§ **Assignment**
A single number is required: the count of lines in the following entries that include the word "user".
═══ Available data ═══
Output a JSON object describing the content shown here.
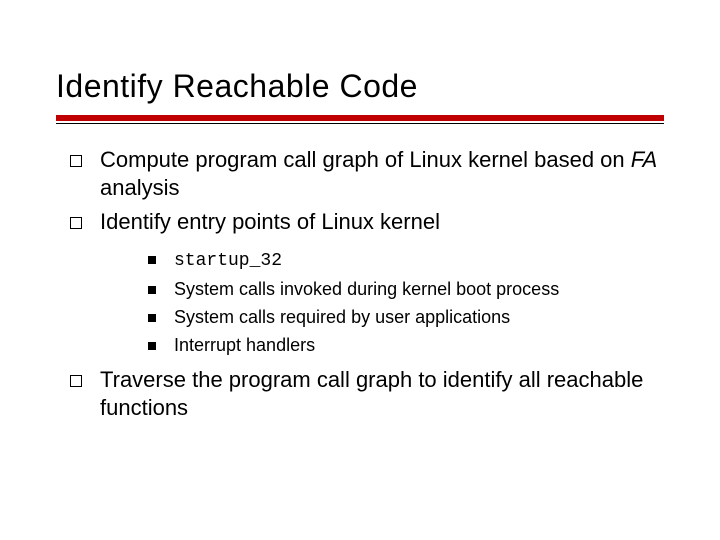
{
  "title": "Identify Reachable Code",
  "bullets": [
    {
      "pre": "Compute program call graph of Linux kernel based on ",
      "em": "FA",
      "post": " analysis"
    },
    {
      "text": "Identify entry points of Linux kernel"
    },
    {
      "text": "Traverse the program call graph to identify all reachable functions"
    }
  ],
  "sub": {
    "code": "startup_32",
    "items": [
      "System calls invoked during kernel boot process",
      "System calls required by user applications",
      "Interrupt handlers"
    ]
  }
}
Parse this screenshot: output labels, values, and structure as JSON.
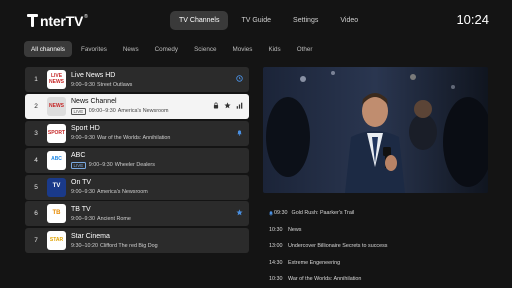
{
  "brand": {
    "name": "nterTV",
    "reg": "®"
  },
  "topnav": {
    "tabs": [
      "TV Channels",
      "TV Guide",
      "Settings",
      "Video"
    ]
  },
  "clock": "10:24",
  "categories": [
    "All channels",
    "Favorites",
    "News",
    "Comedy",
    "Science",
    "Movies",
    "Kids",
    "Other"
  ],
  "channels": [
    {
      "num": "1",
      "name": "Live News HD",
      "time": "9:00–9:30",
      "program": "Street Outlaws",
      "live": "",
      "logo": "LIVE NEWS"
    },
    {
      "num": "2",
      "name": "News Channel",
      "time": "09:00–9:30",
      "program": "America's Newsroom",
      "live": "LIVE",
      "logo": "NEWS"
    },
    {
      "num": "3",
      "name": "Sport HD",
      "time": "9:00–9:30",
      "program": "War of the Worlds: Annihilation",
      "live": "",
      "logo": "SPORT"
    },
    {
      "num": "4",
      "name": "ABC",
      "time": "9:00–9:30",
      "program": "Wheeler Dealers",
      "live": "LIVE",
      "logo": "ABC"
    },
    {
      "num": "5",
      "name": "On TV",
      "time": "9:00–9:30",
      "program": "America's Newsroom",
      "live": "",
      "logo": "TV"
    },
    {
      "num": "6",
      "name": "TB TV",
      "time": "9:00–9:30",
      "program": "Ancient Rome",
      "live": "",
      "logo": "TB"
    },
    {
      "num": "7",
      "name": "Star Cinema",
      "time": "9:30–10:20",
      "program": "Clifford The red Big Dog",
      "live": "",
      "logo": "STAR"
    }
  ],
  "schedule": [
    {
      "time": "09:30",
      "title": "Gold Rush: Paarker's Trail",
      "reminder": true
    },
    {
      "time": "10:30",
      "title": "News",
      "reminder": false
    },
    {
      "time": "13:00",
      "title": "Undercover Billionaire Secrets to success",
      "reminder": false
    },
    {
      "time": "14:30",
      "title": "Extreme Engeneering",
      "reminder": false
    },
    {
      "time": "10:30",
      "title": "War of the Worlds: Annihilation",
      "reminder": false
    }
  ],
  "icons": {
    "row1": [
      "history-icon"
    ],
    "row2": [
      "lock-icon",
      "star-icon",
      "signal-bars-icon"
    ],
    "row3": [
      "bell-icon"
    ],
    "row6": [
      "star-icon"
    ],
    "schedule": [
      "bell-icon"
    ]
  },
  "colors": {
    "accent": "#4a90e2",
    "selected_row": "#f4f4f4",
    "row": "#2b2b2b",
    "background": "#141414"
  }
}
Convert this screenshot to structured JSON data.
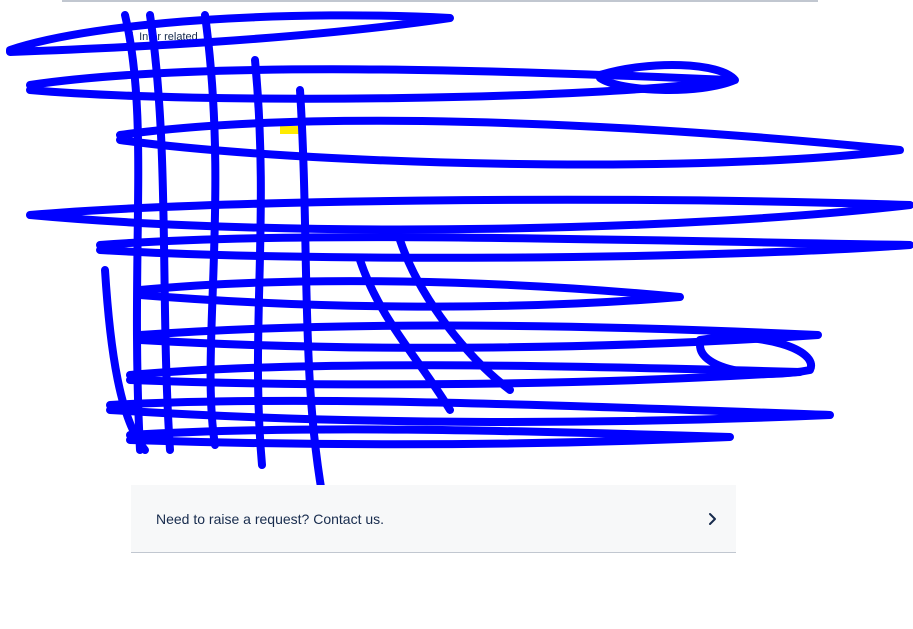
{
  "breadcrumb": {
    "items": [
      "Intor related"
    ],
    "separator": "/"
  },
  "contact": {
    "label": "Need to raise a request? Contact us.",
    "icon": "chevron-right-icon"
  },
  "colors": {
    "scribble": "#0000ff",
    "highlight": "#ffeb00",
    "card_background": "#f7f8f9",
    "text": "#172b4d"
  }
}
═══
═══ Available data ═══
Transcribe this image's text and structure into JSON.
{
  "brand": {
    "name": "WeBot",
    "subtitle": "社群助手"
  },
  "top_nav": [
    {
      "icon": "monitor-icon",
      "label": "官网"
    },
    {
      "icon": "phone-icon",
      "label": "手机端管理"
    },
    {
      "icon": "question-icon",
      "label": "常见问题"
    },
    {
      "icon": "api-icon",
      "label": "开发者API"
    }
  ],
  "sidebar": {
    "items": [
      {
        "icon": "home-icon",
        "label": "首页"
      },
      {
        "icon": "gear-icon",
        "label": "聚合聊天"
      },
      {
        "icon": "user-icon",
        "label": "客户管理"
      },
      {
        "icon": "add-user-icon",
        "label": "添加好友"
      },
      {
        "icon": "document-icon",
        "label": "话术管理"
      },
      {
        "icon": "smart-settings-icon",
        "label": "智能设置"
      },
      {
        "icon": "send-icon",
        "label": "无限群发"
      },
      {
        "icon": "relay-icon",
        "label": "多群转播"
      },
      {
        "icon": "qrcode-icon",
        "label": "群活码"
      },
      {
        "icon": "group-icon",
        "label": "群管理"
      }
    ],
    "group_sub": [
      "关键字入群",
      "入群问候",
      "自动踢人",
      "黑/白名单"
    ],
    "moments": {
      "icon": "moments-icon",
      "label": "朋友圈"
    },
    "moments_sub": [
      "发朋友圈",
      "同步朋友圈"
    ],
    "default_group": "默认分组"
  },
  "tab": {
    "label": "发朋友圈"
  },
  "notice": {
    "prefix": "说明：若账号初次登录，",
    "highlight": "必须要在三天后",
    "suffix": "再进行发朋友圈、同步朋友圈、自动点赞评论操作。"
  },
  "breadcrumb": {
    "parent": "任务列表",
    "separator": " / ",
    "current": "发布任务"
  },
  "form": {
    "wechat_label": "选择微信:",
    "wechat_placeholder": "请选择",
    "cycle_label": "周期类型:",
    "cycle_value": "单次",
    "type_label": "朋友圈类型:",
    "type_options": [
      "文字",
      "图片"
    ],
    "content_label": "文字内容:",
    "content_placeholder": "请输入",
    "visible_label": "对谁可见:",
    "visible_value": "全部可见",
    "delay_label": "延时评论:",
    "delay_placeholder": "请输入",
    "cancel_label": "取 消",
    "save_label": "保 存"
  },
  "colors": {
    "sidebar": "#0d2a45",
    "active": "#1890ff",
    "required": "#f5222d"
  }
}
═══
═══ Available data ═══
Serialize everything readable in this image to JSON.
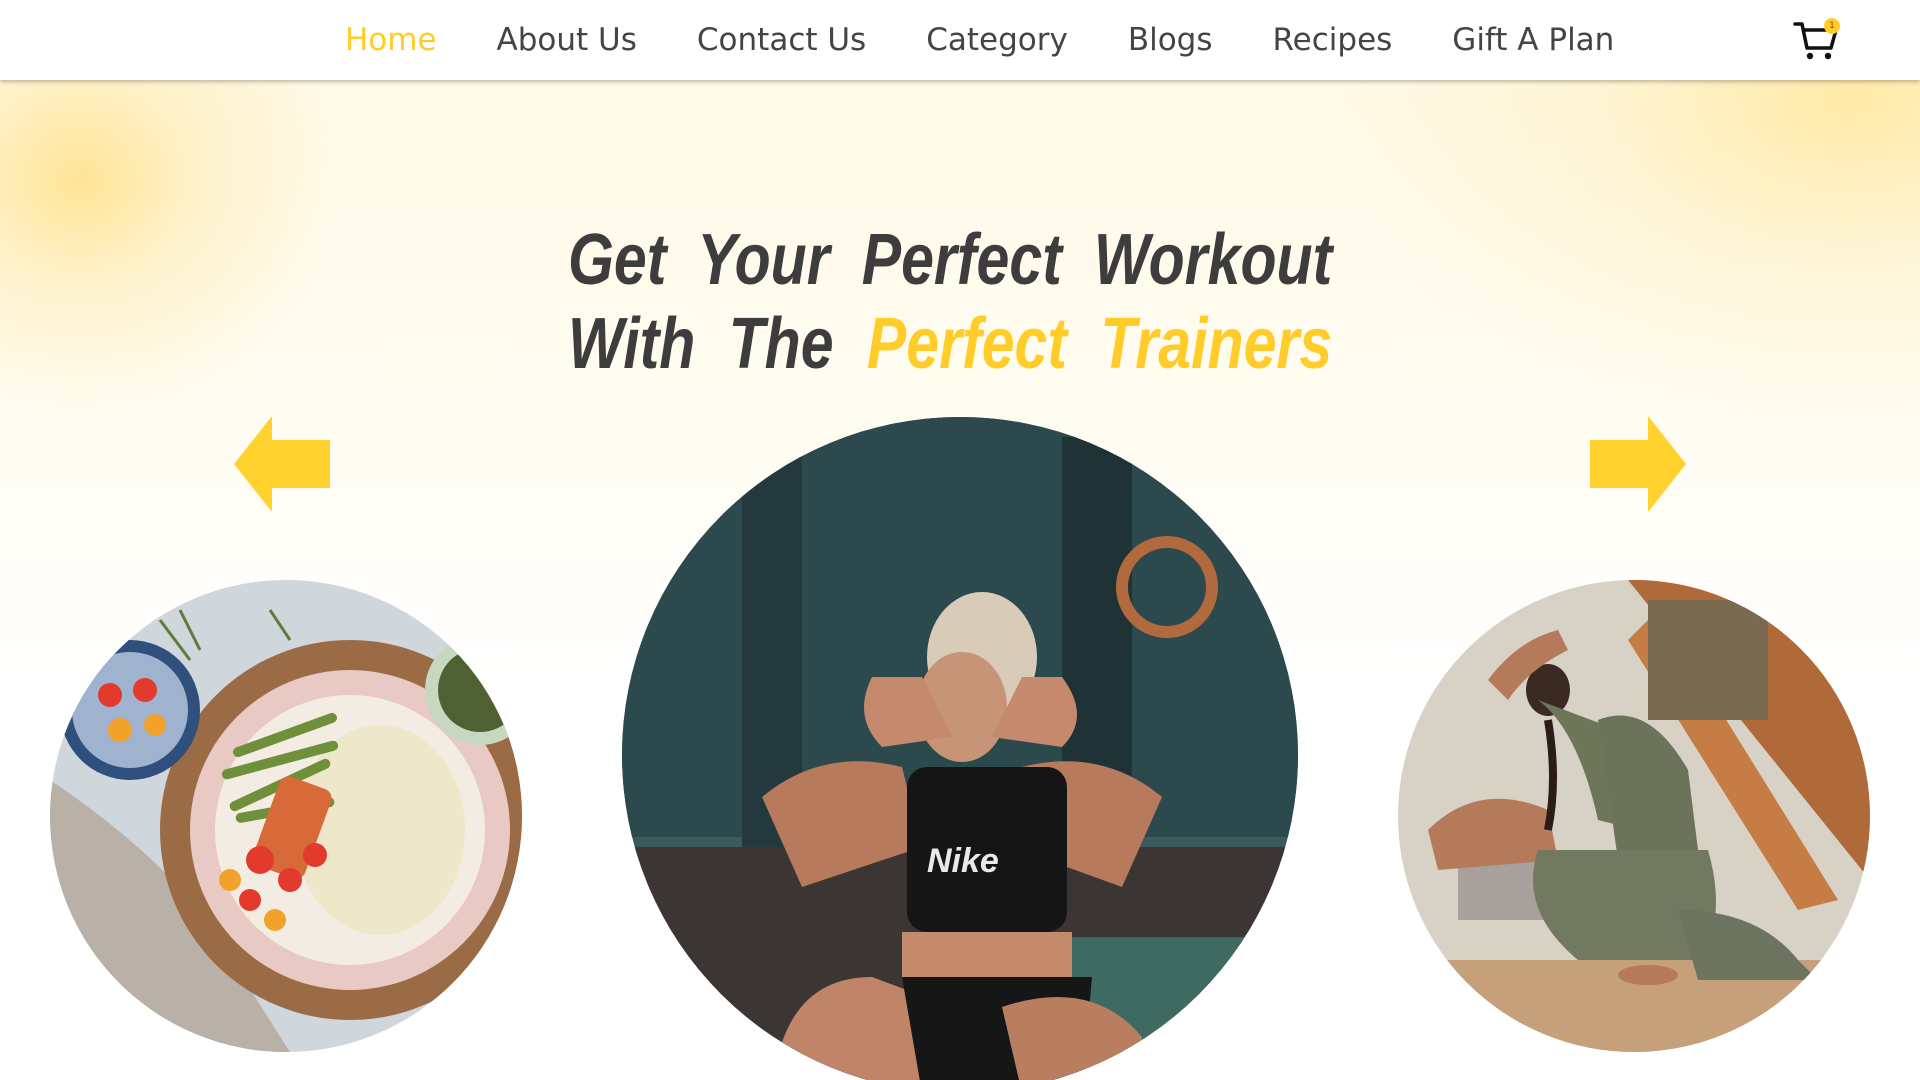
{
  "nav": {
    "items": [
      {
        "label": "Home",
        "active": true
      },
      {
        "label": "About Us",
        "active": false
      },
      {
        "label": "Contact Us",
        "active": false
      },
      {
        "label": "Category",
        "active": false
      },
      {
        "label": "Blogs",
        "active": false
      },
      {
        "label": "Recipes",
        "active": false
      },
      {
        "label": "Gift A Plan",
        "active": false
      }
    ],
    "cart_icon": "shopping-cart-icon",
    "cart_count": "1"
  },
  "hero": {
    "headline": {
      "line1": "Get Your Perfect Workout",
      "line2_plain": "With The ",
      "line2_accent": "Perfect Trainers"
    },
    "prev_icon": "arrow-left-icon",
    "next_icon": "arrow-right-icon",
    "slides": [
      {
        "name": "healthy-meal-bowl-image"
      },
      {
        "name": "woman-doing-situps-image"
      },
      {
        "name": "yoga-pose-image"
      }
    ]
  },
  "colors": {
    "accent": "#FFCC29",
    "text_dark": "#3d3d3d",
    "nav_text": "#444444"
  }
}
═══
§ **Exercise response**
3